Hey, Finagle, over here!

I can’t beleiev you’ve heard of Thorne Smith–I thought Ukelele Ike and I were the only ones to bat about bizarre old pop-culture references like Thorne, Tiffany Thayer, Elinor Glyn, Milt Gross . . . Jiminy, I could go on and on!

You and Ike and I should get together . . . but I take it you’re not a New Yorker?

Aw shucks, Thorne Smith isn’t that obscure. They reprinted all his books back when I was in college in … ok, maybe he is obscure.

Unfortunately, as you’ve guessed, I’m just a country mouse who doesn’t get into the Big City very often. 'Sides, you and Ike would probably get drunk and try to crash the car into a tree.

Too bad though, I wouldn’t mind learning something about Eve…
Finagle (on Mispec Moor)

Oh, don’t worry, dear, I’m Ike’s designated driver. He soaks up the vodka, while I sit back and make veiled wisecracks. I wait till I get home before getting out the laudenum or the opium pipe.

What part of the country are you mousing around in?

As for dear Thorne Smith, he wrote one marvelous novel–sadly, he wrote it 27 times. You must try to find some early Tiffany Thayer–he did some of the greatest hard-boiled stuff of the early '30s (Call Her Savage, 13 Men, 13 Women). Try bookfinder.com or one of those similar sites.

Well, at least you and Ike and I can be the Internet Mrs. Parker, Mr. Benchley and, now, Mr. Woollcott.

Well, I’m nearsighted enough to be the Mr. Woollcott, but I’ll need to throw on a few extra pounds.

TOPPER and TOPPER TAKES A TRIP have recently been re-packaged and re-issued by Random House in trade paperback, complete with spiffy new cover art.

I have to admit, though, that while I have several Thorne Smith novels in my library, I have NEVER FINISHED ONE. I like the concept of them more than I like the books themselves.

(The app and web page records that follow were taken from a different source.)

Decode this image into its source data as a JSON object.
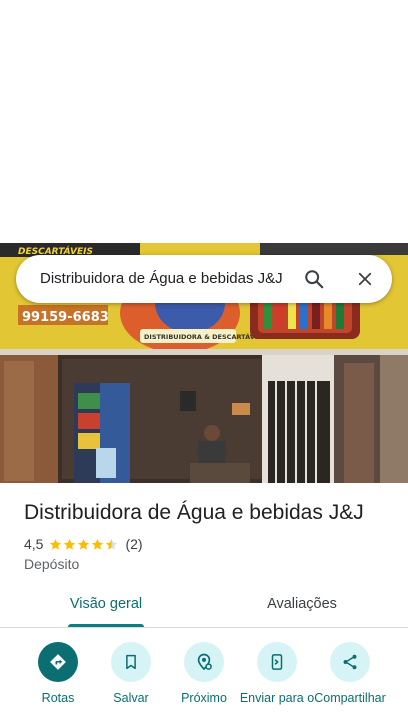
{
  "search": {
    "query": "Distribuidora de Água e bebidas J&J"
  },
  "photo": {
    "sign_top_text": "DESCARTÁVEIS",
    "sign_phone": "99159-6683",
    "sign_badge_text": "DISTRIBUIDORA & DESCARTÁVEIS"
  },
  "place": {
    "title": "Distribuidora de Água e bebidas J&J",
    "rating": "4,5",
    "stars": 4.5,
    "review_count": "(2)",
    "category": "Depósito"
  },
  "tabs": [
    {
      "label": "Visão geral",
      "active": true
    },
    {
      "label": "Avaliações",
      "active": false
    }
  ],
  "actions": [
    {
      "label": "Rotas",
      "icon": "directions-icon"
    },
    {
      "label": "Salvar",
      "icon": "bookmark-icon"
    },
    {
      "label": "Próximo",
      "icon": "nearby-icon"
    },
    {
      "label": "Enviar para o",
      "icon": "send-to-phone-icon"
    },
    {
      "label": "Compartilhar",
      "icon": "share-icon"
    }
  ],
  "colors": {
    "accent": "#0b6e72",
    "accent_light": "#d6f3f6",
    "star": "#fbbc04"
  }
}
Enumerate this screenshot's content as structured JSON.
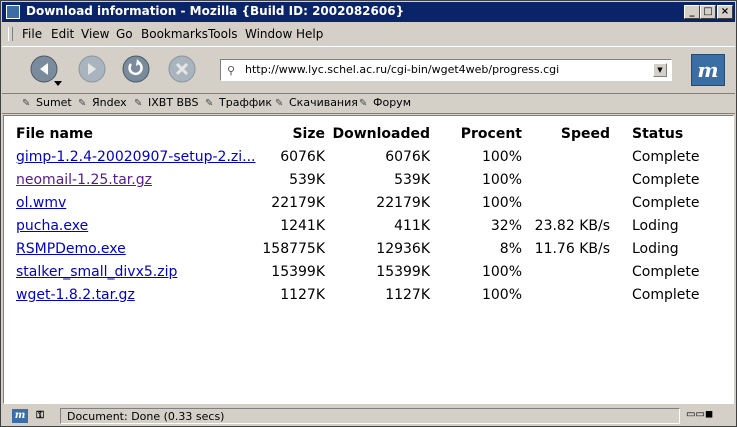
{
  "window": {
    "title": "Download information - Mozilla {Build ID: 2002082606}"
  },
  "menu": [
    "File",
    "Edit",
    "View",
    "Go",
    "Bookmarks",
    "Tools",
    "Window",
    "Help"
  ],
  "navigation": {
    "back_icon": "back-arrow-icon",
    "forward_icon": "forward-arrow-icon",
    "reload_icon": "reload-icon",
    "stop_icon": "stop-icon",
    "url": "http://www.lyc.schel.ac.ru/cgi-bin/wget4web/progress.cgi"
  },
  "bookmarks": [
    "Sumet",
    "Яndex",
    "IXBT BBS",
    "Траффик",
    "Скачивания",
    "Форум"
  ],
  "table": {
    "headers": {
      "name": "File name",
      "size": "Size",
      "downloaded": "Downloaded",
      "percent": "Procent",
      "speed": "Speed",
      "status": "Status"
    },
    "rows": [
      {
        "name": "gimp-1.2.4-20020907-setup-2.zi...",
        "size": "6076K",
        "downloaded": "6076K",
        "percent": "100%",
        "speed": "",
        "status": "Complete",
        "visited": false
      },
      {
        "name": "neomail-1.25.tar.gz",
        "size": "539K",
        "downloaded": "539K",
        "percent": "100%",
        "speed": "",
        "status": "Complete",
        "visited": true
      },
      {
        "name": "ol.wmv",
        "size": "22179K",
        "downloaded": "22179K",
        "percent": "100%",
        "speed": "",
        "status": "Complete",
        "visited": false
      },
      {
        "name": "pucha.exe",
        "size": "1241K",
        "downloaded": "411K",
        "percent": "32%",
        "speed": "23.82 KB/s",
        "status": "Loding",
        "visited": false
      },
      {
        "name": "RSMPDemo.exe",
        "size": "158775K",
        "downloaded": "12936K",
        "percent": "8%",
        "speed": "11.76 KB/s",
        "status": "Loding",
        "visited": false
      },
      {
        "name": "stalker_small_divx5.zip",
        "size": "15399K",
        "downloaded": "15399K",
        "percent": "100%",
        "speed": "",
        "status": "Complete",
        "visited": false
      },
      {
        "name": "wget-1.8.2.tar.gz",
        "size": "1127K",
        "downloaded": "1127K",
        "percent": "100%",
        "speed": "",
        "status": "Complete",
        "visited": false
      }
    ]
  },
  "statusbar": {
    "text": "Document: Done (0.33 secs)"
  },
  "colors": {
    "titlebar": "#0a246a",
    "link": "#0000cc",
    "visited_link": "#551a8b",
    "chrome": "#d4d0c8"
  }
}
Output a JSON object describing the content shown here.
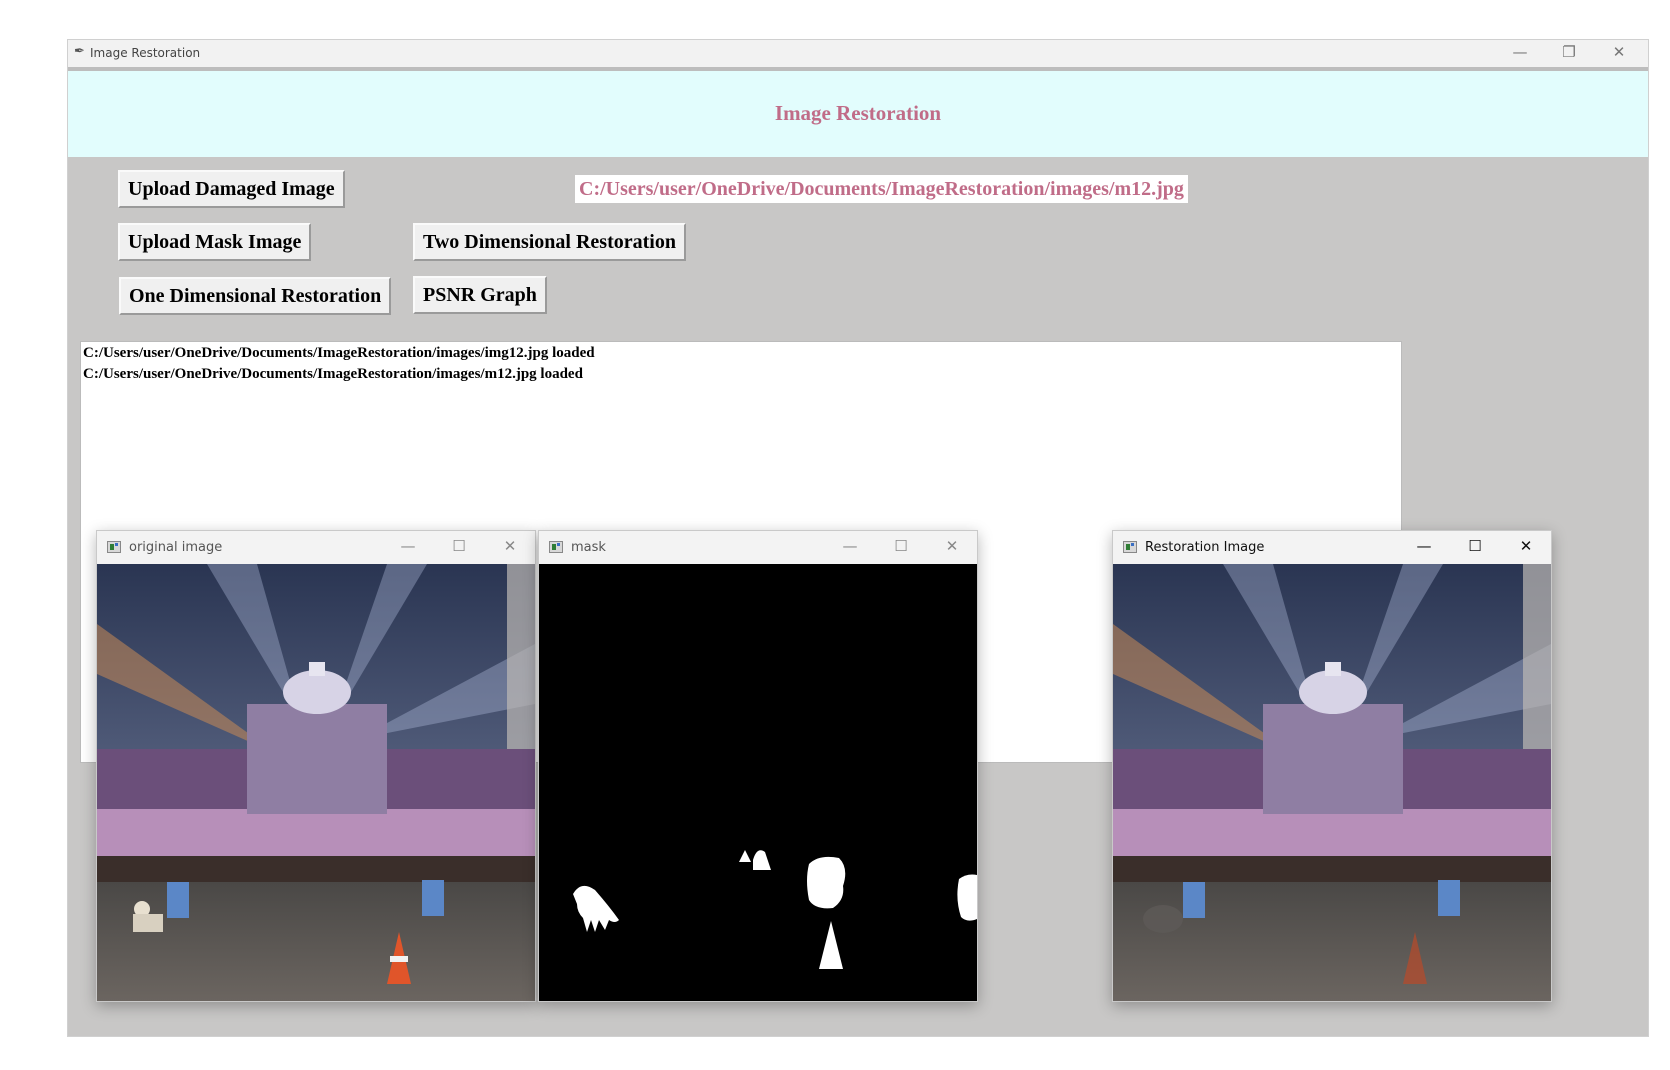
{
  "window": {
    "title": "Image Restoration",
    "controls": {
      "minimize": "—",
      "maximize": "❐",
      "close": "✕"
    }
  },
  "header": {
    "title": "Image Restoration"
  },
  "buttons": {
    "upload_damaged": "Upload Damaged Image",
    "upload_mask": "Upload Mask Image",
    "two_dimensional": "Two Dimensional Restoration",
    "one_dimensional": "One Dimensional Restoration",
    "psnr_graph": "PSNR Graph"
  },
  "path_label": "C:/Users/user/OneDrive/Documents/ImageRestoration/images/m12.jpg",
  "console": {
    "lines": [
      "C:/Users/user/OneDrive/Documents/ImageRestoration/images/img12.jpg loaded",
      "C:/Users/user/OneDrive/Documents/ImageRestoration/images/m12.jpg loaded"
    ]
  },
  "cv_windows": [
    {
      "title": "original image"
    },
    {
      "title": "mask"
    },
    {
      "title": "Restoration Image"
    }
  ],
  "cv_controls": {
    "minimize": "—",
    "maximize": "☐",
    "close": "✕"
  },
  "icons": {
    "app": "feather-icon",
    "cv": "opencv-window-icon"
  }
}
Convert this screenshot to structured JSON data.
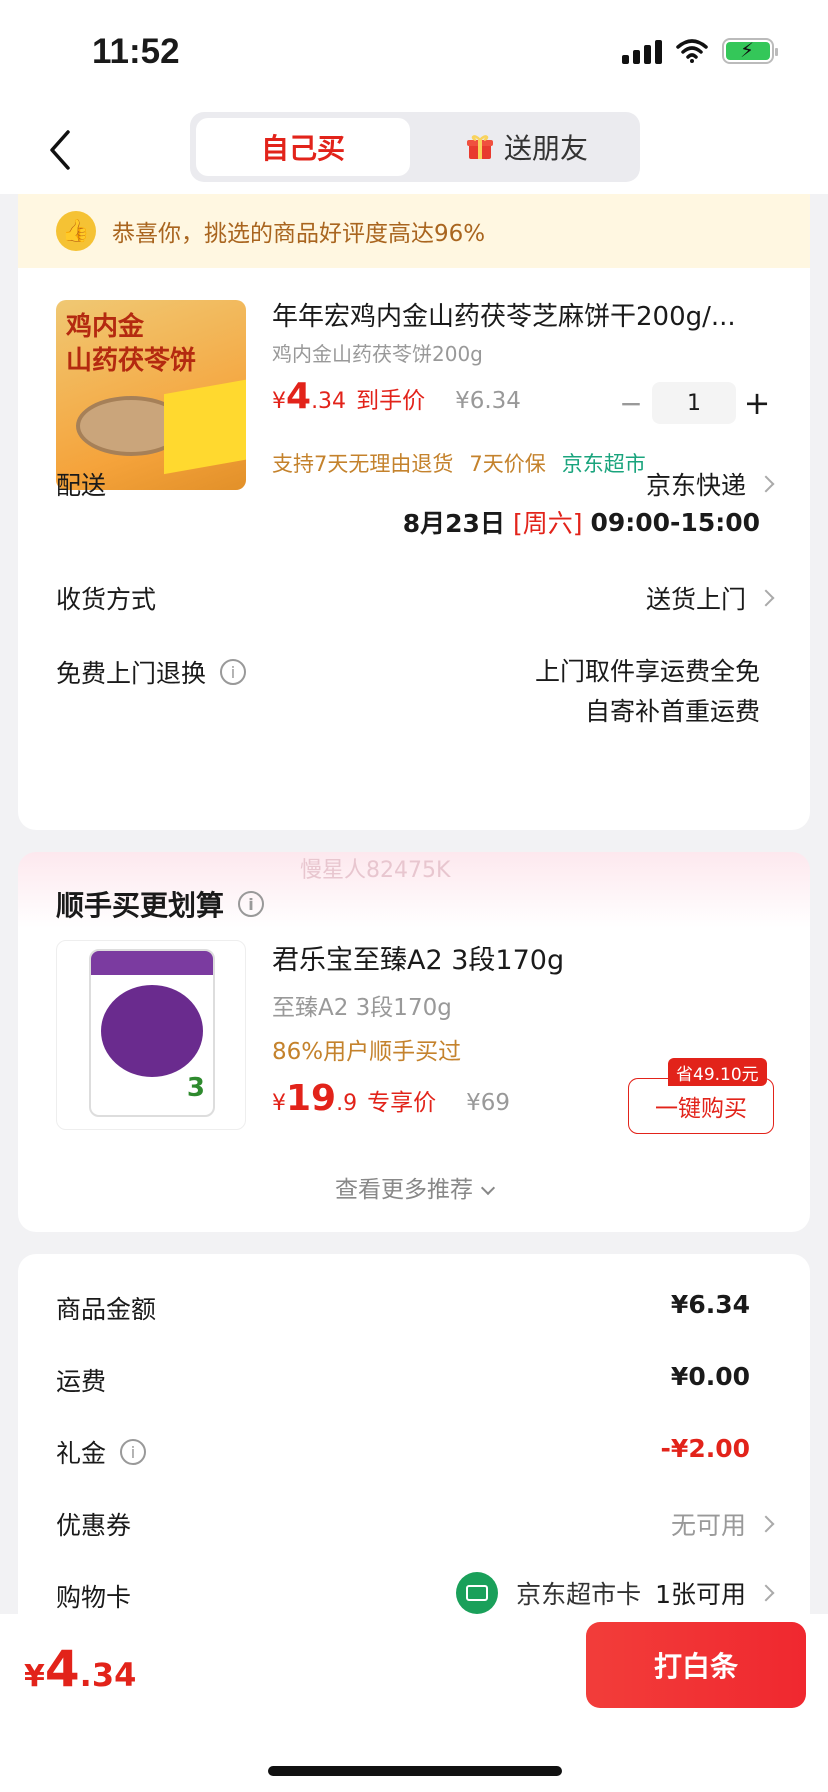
{
  "status": {
    "time": "11:52"
  },
  "header": {
    "tab_self": "自己买",
    "tab_friend": "送朋友"
  },
  "notice": {
    "text": "恭喜你，挑选的商品好评度高达96%"
  },
  "product": {
    "image_text_line1": "鸡内金",
    "image_text_line2": "山药茯苓饼",
    "title": "年年宏鸡内金山药茯苓芝麻饼干200g/...",
    "subtitle": "鸡内金山药茯苓饼200g",
    "price_currency": "¥",
    "price_int": "4",
    "price_dec": ".34",
    "price_tag": "到手价",
    "original_price": "¥6.34",
    "quantity": "1",
    "minus": "−",
    "plus": "+",
    "service_1": "支持7天无理由退货",
    "service_2": "7天价保",
    "service_3": "京东超市"
  },
  "delivery": {
    "label": "配送",
    "method": "京东快递",
    "date": "8月23日",
    "weekday": "[周六]",
    "time": "09:00-15:00",
    "receive_label": "收货方式",
    "receive_value": "送货上门",
    "return_label": "免费上门退换",
    "return_line1": "上门取件享运费全免",
    "return_line2": "自寄补首重运费"
  },
  "recommend": {
    "watermark": "慢星人82475K",
    "title": "顺手买更划算",
    "item_title": "君乐宝至臻A2 3段170g",
    "item_sub": "至臻A2 3段170g",
    "item_pct": "86%用户顺手买过",
    "price_currency": "¥",
    "price_int": "19",
    "price_dec": ".9",
    "price_tag": "专享价",
    "original_price": "¥69",
    "save_tag": "省49.10元",
    "buy_label": "一键购买",
    "more_label": "查看更多推荐"
  },
  "summary": {
    "goods_label": "商品金额",
    "goods_value": "¥6.34",
    "shipping_label": "运费",
    "shipping_value": "¥0.00",
    "gift_label": "礼金",
    "gift_value": "-¥2.00",
    "coupon_label": "优惠券",
    "coupon_value": "无可用",
    "card_label": "购物卡",
    "card_name": "京东超市卡",
    "card_value": "1张可用"
  },
  "footer": {
    "total_currency": "¥",
    "total_int": "4",
    "total_dec": ".34",
    "pay_label": "打白条"
  },
  "colors": {
    "accent": "#e2231a",
    "green": "#1aa47d",
    "orange": "#c4822c"
  }
}
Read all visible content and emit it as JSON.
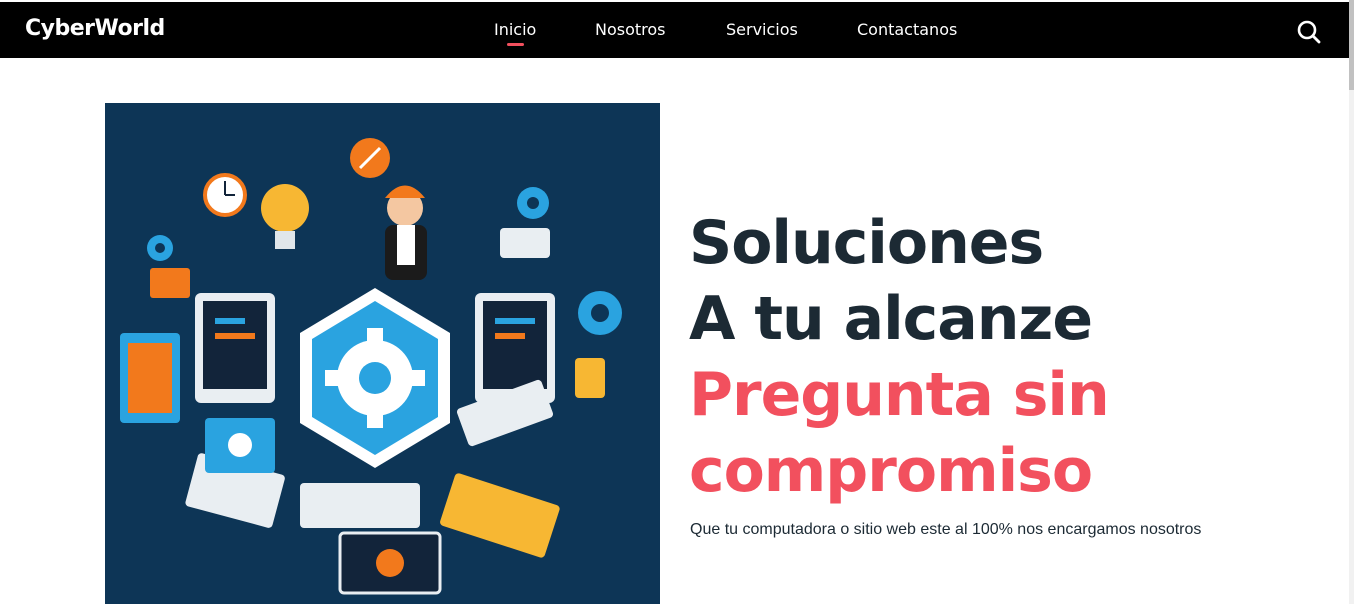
{
  "header": {
    "brand": "CyberWorld",
    "nav": [
      {
        "label": "Inicio",
        "active": true
      },
      {
        "label": "Nosotros",
        "active": false
      },
      {
        "label": "Servicios",
        "active": false
      },
      {
        "label": "Contactanos",
        "active": false
      }
    ],
    "search_icon": "search-icon"
  },
  "hero": {
    "line1": "Soluciones",
    "line2": "A tu alcanze",
    "line3": "Pregunta sin",
    "line4": "compromiso",
    "subtitle": "Que tu computadora o sitio web este al 100% nos encargamos nosotros",
    "illustration": "tech-support-illustration"
  },
  "colors": {
    "nav_bg": "#000000",
    "accent": "#f2505e",
    "heading": "#1c2a34",
    "illustration_bg": "#0d3556"
  }
}
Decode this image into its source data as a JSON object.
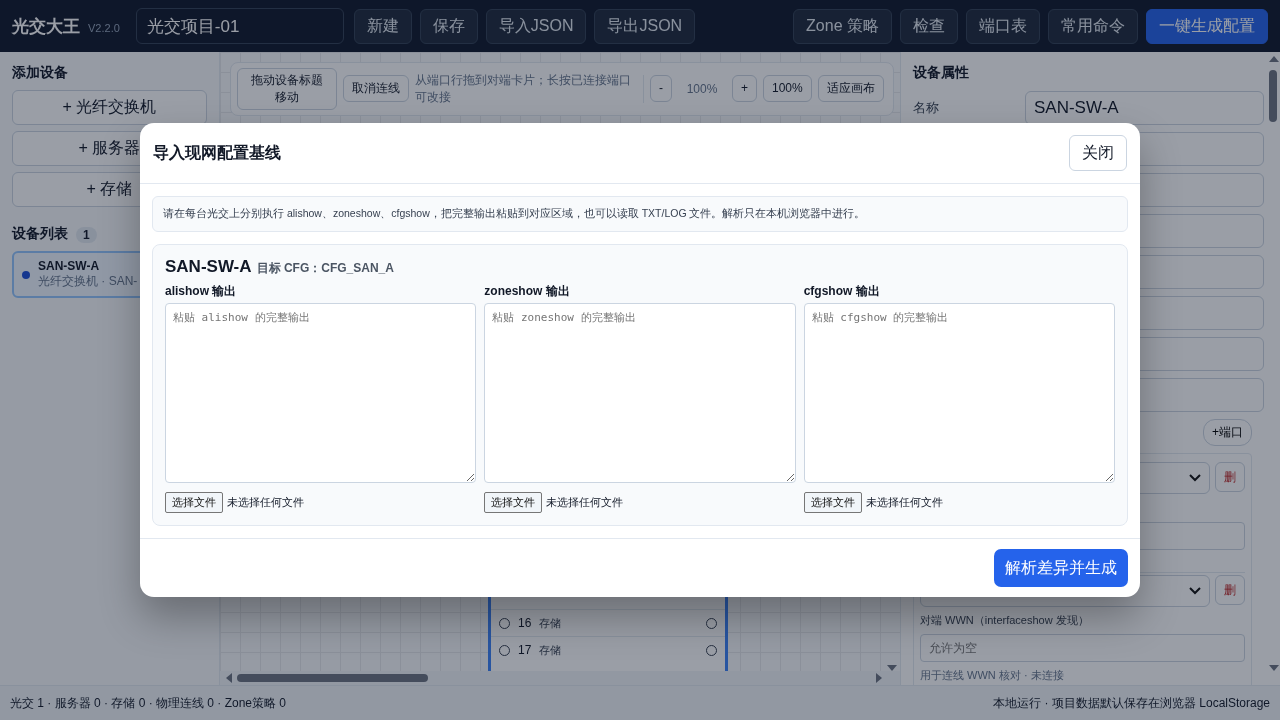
{
  "topbar": {
    "logo": "光交大王",
    "version": "V2.2.0",
    "project_name": "光交项目-01",
    "buttons_left": [
      {
        "label": "新建",
        "primary": false
      },
      {
        "label": "保存",
        "primary": false
      },
      {
        "label": "导入JSON",
        "primary": false
      },
      {
        "label": "导出JSON",
        "primary": false
      }
    ],
    "buttons_right": [
      {
        "label": "Zone 策略",
        "primary": false
      },
      {
        "label": "检查",
        "primary": false
      },
      {
        "label": "端口表",
        "primary": false
      },
      {
        "label": "常用命令",
        "primary": false
      },
      {
        "label": "一键生成配置",
        "primary": true
      }
    ]
  },
  "sidebar": {
    "add_title": "添加设备",
    "add_buttons": [
      "+  光纤交换机",
      "+  服务器",
      "+  存储"
    ],
    "list_title": "设备列表",
    "list_count": "1",
    "devices": [
      {
        "name": "SAN-SW-A",
        "subtitle": "光纤交换机 · SAN-",
        "selected": true
      }
    ]
  },
  "canvas": {
    "tools": [
      {
        "kind": "button",
        "label": "拖动设备标题移动"
      },
      {
        "kind": "button",
        "label": "取消连线"
      },
      {
        "kind": "hint",
        "label": "从端口行拖到对端卡片；长按已连接端口可改接"
      },
      {
        "kind": "divider"
      },
      {
        "kind": "button",
        "label": "-"
      },
      {
        "kind": "reading",
        "label": "100%"
      },
      {
        "kind": "button",
        "label": "+"
      },
      {
        "kind": "button",
        "label": "100%"
      },
      {
        "kind": "button",
        "label": "适应画布"
      }
    ],
    "port_rows": [
      {
        "number": "16",
        "label": "存储"
      },
      {
        "number": "17",
        "label": "存储"
      }
    ]
  },
  "properties": {
    "title": "设备属性",
    "name_label": "名称",
    "name_value": "SAN-SW-A",
    "add_port": "+端口",
    "ports": [
      {
        "delete": "删"
      },
      {
        "delete": "删",
        "wwn_label": "对端 WWN（interfaceshow 发现）",
        "wwn_placeholder": "允许为空",
        "wwn_note": "用于连线 WWN 核对 · 未连接"
      }
    ]
  },
  "status_bar": {
    "left": "光交 1 · 服务器 0 · 存储 0 · 物理连线 0 · Zone策略 0",
    "right": "本地运行 · 项目数据默认保存在浏览器 LocalStorage"
  },
  "dialog": {
    "title": "导入现网配置基线",
    "close": "关闭",
    "note": "请在每台光交上分别执行 alishow、zoneshow、cfgshow，把完整输出粘贴到对应区域，也可以读取 TXT/LOG 文件。解析只在本机浏览器中进行。",
    "device": {
      "name": "SAN-SW-A",
      "target": "目标 CFG：CFG_SAN_A",
      "inputs": [
        {
          "label": "alishow 输出",
          "placeholder": "粘贴 alishow 的完整输出",
          "file_button": "选择文件",
          "file_status": "未选择任何文件"
        },
        {
          "label": "zoneshow 输出",
          "placeholder": "粘贴 zoneshow 的完整输出",
          "file_button": "选择文件",
          "file_status": "未选择任何文件"
        },
        {
          "label": "cfgshow 输出",
          "placeholder": "粘贴 cfgshow 的完整输出",
          "file_button": "选择文件",
          "file_status": "未选择任何文件"
        }
      ]
    },
    "submit": "解析差异并生成"
  }
}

Smith’s idea of “fun” wears me out by about the sixtieth page, every time.

– Ukulele (“You remind my of my Grandfather’s coachman”) Ike.

Oh, Ike, darling—in real life you’re as whippet-thin as Geo. S. Kaufman. It’s only in those carnival-lens photos from Chicago that you could pass for Mr. Woollcott.

I’m not a big Thorne Smith fan either, but you can’t keep me away from Olive Higgins Prouty, J.P. McEvoy or Tiffany Thayer.

By the way, Ike, I have some '20s potboilers I’m through with—can I send 'em over to your office after the first of the year? Assuming the US mail system is still up and running?

Unless Finagle wants 'em . . .

Ike, I’m glad to hear I’m not the only one who feels that Thorne Smith’s reach often exceeded his grasp. I’ll read the cover blurbs, think “this should be really funny,” but find myself bogging down during the actual reading.

Dibs on the Thayer if that’s in your pile of '20s potboilers. Libraries up here in the cultural wasteland that is the North Shore tend more towards the '90s potboilers.

You think Thorne Smith wrote the same book 27 times, try Patricia Cornwell or Michael Crichton. Those are some hours I’ll never get back again…

I read one Thorne Smith book and enjoyed it—then got a collection and halfway through went, “hey, you can’t fool me—these are all the same book with new titles slapped on 'em!”

Sorry, no Tiffany Thayers up for grabs—but you can find 'em on bookfinder.com and other similar sites. I highly recommend 13 Men, 13 Women and Call Her Savage. Also grab J.P. McEvoy’s Show Girl and Hollywood Girl.

The two I have are A Maid and a Million Men (about a society deb who goes undercover in WWI) and Count Bruga (a very odd Ben Hecht novel). Both mid-1920s vintage.

Who wants 'em? Ike? Nemo? Finagle?

P.S. North Shore? Y’all from Lawn Guyland, Finagle?


Just head north until the strip malls end, go another 11 or 12 miles until the mosquito density peaks, and hang a right.